▸ **What the task requires**
Which lines in the entries below contain the string "symbol"? Show each of them in full.

━━━━━━━━━━

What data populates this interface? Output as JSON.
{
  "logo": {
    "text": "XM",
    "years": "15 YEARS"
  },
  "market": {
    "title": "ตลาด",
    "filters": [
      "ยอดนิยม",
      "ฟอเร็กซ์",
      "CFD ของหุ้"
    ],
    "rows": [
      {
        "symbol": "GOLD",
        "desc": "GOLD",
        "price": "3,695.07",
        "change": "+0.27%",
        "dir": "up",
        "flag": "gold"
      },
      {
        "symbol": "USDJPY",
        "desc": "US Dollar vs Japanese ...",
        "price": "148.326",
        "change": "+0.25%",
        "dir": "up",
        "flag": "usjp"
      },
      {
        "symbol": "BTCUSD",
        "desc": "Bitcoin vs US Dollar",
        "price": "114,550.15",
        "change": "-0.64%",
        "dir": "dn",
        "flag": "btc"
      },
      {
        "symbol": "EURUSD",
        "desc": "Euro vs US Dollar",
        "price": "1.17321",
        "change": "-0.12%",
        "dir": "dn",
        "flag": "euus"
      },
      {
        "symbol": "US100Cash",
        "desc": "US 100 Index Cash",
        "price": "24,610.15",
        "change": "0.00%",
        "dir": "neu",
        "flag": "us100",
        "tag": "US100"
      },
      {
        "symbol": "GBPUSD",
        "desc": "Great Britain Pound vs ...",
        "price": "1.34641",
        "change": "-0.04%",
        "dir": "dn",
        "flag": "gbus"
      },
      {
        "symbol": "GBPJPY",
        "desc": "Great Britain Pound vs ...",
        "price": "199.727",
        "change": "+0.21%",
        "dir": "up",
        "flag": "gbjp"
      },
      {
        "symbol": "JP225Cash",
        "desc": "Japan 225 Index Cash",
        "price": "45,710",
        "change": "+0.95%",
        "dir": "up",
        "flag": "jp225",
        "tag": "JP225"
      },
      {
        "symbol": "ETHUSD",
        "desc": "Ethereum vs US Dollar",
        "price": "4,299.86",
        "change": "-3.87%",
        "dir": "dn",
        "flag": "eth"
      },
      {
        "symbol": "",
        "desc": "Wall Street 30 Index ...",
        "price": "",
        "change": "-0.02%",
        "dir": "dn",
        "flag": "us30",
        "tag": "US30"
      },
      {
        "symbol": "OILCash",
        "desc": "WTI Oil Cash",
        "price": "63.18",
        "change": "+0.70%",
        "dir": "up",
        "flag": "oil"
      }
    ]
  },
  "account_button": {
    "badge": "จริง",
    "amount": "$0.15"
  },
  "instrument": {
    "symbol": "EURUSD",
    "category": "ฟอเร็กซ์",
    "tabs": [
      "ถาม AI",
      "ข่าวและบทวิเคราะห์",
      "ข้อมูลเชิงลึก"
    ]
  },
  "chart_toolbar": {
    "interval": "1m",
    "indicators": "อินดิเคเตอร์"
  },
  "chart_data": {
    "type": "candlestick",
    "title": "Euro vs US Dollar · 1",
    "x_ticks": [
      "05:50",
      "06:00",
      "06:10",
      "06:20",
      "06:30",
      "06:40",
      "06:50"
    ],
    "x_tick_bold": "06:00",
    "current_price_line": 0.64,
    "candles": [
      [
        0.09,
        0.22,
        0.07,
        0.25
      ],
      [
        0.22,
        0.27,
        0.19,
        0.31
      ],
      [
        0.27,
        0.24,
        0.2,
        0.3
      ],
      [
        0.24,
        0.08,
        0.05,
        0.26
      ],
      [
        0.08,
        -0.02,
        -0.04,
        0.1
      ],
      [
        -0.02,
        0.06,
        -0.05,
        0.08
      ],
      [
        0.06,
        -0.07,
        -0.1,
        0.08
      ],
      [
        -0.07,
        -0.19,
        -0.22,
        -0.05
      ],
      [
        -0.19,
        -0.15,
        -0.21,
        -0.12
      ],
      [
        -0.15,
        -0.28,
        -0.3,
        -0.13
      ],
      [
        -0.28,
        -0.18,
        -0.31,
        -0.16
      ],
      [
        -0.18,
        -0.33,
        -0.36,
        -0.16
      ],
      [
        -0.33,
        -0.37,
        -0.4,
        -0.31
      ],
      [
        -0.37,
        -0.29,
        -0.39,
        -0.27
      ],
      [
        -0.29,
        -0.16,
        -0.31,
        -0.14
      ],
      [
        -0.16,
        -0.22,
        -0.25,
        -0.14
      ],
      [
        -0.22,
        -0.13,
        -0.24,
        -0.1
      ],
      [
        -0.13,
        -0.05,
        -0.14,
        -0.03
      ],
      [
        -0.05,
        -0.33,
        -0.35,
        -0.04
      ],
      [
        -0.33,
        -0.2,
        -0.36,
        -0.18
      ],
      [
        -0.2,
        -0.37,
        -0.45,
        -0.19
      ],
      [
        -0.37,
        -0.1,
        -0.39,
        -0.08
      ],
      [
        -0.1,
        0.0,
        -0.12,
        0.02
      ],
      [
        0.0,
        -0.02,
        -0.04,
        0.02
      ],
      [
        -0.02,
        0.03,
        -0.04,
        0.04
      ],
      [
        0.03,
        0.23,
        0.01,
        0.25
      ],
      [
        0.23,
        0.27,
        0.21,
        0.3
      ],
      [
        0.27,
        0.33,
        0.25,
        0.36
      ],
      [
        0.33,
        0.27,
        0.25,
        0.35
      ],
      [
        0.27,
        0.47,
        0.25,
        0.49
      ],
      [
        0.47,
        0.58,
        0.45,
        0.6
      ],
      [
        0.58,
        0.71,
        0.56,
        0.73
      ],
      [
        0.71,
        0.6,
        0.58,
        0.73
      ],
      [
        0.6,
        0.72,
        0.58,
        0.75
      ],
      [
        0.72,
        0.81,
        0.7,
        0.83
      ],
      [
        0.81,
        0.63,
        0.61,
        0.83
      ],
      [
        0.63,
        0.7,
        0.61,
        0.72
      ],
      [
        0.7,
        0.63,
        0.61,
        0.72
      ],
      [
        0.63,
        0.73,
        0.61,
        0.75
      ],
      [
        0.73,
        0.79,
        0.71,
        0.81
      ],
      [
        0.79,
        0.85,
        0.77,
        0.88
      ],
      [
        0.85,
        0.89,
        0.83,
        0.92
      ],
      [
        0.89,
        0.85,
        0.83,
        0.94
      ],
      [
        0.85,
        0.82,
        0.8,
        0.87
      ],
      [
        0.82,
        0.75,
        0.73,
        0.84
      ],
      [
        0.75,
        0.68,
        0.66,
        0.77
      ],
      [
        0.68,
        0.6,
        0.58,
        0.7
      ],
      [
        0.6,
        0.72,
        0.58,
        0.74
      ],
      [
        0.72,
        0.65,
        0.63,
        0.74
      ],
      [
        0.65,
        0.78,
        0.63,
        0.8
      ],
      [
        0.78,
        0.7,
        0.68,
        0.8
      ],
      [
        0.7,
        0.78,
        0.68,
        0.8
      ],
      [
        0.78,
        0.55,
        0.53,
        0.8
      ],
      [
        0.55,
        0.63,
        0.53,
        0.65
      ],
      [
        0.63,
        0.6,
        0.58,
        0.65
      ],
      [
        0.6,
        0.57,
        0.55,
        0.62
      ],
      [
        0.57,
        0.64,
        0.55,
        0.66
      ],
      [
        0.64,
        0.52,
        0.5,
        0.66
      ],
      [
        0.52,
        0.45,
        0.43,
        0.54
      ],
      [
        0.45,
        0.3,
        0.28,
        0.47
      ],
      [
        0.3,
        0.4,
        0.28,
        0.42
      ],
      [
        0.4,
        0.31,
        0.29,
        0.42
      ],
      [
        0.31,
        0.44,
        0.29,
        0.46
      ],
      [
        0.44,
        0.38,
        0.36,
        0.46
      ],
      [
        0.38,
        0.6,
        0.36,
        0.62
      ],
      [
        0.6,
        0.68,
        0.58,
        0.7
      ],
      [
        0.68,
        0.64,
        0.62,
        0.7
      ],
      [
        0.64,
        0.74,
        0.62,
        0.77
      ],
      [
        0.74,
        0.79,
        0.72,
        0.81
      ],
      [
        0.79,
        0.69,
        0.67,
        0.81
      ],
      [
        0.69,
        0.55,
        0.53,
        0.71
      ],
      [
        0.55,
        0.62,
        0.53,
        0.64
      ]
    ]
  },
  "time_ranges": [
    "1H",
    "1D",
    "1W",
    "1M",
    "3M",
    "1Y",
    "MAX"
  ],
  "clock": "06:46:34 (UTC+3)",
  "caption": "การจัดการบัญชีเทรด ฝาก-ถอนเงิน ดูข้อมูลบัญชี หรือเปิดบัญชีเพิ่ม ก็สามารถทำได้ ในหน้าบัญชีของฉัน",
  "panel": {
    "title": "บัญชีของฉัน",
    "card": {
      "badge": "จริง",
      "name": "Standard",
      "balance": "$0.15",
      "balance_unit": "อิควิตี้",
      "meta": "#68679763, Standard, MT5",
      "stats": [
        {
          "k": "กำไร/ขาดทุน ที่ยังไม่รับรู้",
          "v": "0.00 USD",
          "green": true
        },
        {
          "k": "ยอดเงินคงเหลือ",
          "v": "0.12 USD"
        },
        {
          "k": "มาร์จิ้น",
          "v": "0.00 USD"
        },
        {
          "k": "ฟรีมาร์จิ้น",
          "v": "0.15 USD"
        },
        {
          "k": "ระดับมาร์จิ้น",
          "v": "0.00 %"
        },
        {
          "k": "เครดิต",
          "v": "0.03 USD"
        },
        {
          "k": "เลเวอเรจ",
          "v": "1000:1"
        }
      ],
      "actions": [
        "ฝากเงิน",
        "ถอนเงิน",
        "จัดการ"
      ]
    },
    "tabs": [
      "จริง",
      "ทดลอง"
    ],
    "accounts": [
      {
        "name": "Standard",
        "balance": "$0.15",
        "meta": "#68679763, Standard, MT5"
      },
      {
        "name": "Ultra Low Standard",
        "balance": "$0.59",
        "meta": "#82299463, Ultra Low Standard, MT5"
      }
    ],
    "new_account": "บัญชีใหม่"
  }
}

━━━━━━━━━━

▸ **Answer section**
        "symbol": "GOLD",
        "symbol": "USDJPY",
        "symbol": "BTCUSD",
        "symbol": "EURUSD",
        "symbol": "US100Cash",
        "symbol": "GBPUSD",
        "symbol": "GBPJPY",
        "symbol": "JP225Cash",
        "symbol": "ETHUSD",
        "symbol": "",
        "symbol": "OILCash",
    "symbol": "EURUSD",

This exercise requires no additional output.